> Work request: The full data must be written out exactly, with every line included.

Saved entries
----------
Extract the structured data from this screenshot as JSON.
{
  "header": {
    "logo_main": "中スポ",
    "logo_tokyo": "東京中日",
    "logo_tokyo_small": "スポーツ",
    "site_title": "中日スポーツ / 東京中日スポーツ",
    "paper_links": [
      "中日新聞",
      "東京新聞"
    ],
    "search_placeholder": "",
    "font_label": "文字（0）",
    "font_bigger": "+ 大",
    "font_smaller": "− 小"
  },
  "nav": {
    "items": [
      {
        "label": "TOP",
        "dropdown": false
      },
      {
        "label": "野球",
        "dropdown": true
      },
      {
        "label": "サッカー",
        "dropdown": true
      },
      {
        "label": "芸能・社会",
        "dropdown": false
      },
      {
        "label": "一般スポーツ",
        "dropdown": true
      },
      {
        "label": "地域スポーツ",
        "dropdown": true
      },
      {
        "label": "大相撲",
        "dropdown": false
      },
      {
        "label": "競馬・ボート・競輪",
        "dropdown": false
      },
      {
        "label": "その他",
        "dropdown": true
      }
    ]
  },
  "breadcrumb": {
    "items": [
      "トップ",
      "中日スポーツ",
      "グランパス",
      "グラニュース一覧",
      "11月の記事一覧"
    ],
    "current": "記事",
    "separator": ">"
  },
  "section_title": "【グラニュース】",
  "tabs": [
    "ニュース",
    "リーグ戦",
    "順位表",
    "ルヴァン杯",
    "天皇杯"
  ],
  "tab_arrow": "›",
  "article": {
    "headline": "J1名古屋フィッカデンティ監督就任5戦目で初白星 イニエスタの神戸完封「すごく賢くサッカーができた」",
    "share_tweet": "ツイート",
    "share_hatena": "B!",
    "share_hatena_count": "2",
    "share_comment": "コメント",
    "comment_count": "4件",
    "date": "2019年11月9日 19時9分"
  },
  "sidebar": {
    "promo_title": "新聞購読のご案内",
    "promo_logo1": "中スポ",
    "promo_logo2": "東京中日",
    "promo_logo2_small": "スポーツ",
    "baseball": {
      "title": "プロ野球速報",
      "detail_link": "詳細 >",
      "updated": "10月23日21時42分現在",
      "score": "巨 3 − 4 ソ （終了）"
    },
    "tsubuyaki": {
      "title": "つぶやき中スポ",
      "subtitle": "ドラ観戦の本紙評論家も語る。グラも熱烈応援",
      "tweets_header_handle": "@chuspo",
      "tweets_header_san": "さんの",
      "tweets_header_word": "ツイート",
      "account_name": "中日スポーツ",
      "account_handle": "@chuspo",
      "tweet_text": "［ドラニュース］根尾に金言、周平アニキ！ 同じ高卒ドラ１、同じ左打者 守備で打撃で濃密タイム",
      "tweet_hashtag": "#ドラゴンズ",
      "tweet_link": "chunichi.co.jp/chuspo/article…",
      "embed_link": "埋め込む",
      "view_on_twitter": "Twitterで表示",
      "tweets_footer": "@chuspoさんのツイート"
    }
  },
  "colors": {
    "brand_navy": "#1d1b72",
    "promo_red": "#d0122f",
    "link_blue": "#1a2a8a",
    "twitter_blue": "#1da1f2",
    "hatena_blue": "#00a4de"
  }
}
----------
> Response box:
Extract the structured data from this screenshot as JSON.
{
  "header": {
    "logo_main": "中スポ",
    "logo_tokyo": "東京中日",
    "logo_tokyo_small": "スポーツ",
    "site_title": "中日スポーツ / 東京中日スポーツ",
    "paper_links": [
      "中日新聞",
      "東京新聞"
    ],
    "search_placeholder": "",
    "font_label": "文字（0）",
    "font_bigger": "+ 大",
    "font_smaller": "− 小"
  },
  "nav": {
    "items": [
      {
        "label": "TOP",
        "dropdown": false
      },
      {
        "label": "野球",
        "dropdown": true
      },
      {
        "label": "サッカー",
        "dropdown": true
      },
      {
        "label": "芸能・社会",
        "dropdown": false
      },
      {
        "label": "一般スポーツ",
        "dropdown": true
      },
      {
        "label": "地域スポーツ",
        "dropdown": true
      },
      {
        "label": "大相撲",
        "dropdown": false
      },
      {
        "label": "競馬・ボート・競輪",
        "dropdown": false
      },
      {
        "label": "その他",
        "dropdown": true
      }
    ]
  },
  "breadcrumb": {
    "items": [
      "トップ",
      "中日スポーツ",
      "グランパス",
      "グラニュース一覧",
      "11月の記事一覧"
    ],
    "current": "記事",
    "separator": ">"
  },
  "section_title": "【グラニュース】",
  "tabs": [
    "ニュース",
    "リーグ戦",
    "順位表",
    "ルヴァン杯",
    "天皇杯"
  ],
  "tab_arrow": "›",
  "article": {
    "headline": "J1名古屋フィッカデンティ監督就任5戦目で初白星 イニエスタの神戸完封「すごく賢くサッカーができた」",
    "share_tweet": "ツイート",
    "share_hatena": "B!",
    "share_hatena_count": "2",
    "share_comment": "コメント",
    "comment_count": "4件",
    "date": "2019年11月9日 19時9分"
  },
  "sidebar": {
    "promo_title": "新聞購読のご案内",
    "promo_logo1": "中スポ",
    "promo_logo2": "東京中日",
    "promo_logo2_small": "スポーツ",
    "baseball": {
      "title": "プロ野球速報",
      "detail_link": "詳細 >",
      "updated": "10月23日21時42分現在",
      "score": "巨 3 − 4 ソ （終了）"
    },
    "tsubuyaki": {
      "title": "つぶやき中スポ",
      "subtitle": "ドラ観戦の本紙評論家も語る。グラも熱烈応援",
      "tweets_header_handle": "@chuspo",
      "tweets_header_san": "さんの",
      "tweets_header_word": "ツイート",
      "account_name": "中日スポーツ",
      "account_handle": "@chuspo",
      "tweet_text": "［ドラニュース］根尾に金言、周平アニキ！ 同じ高卒ドラ１、同じ左打者 守備で打撃で濃密タイム",
      "tweet_hashtag": "#ドラゴンズ",
      "tweet_link": "chunichi.co.jp/chuspo/article…",
      "embed_link": "埋め込む",
      "view_on_twitter": "Twitterで表示",
      "tweets_footer": "@chuspoさんのツイート"
    }
  },
  "colors": {
    "brand_navy": "#1d1b72",
    "promo_red": "#d0122f",
    "link_blue": "#1a2a8a",
    "twitter_blue": "#1da1f2",
    "hatena_blue": "#00a4de"
  }
}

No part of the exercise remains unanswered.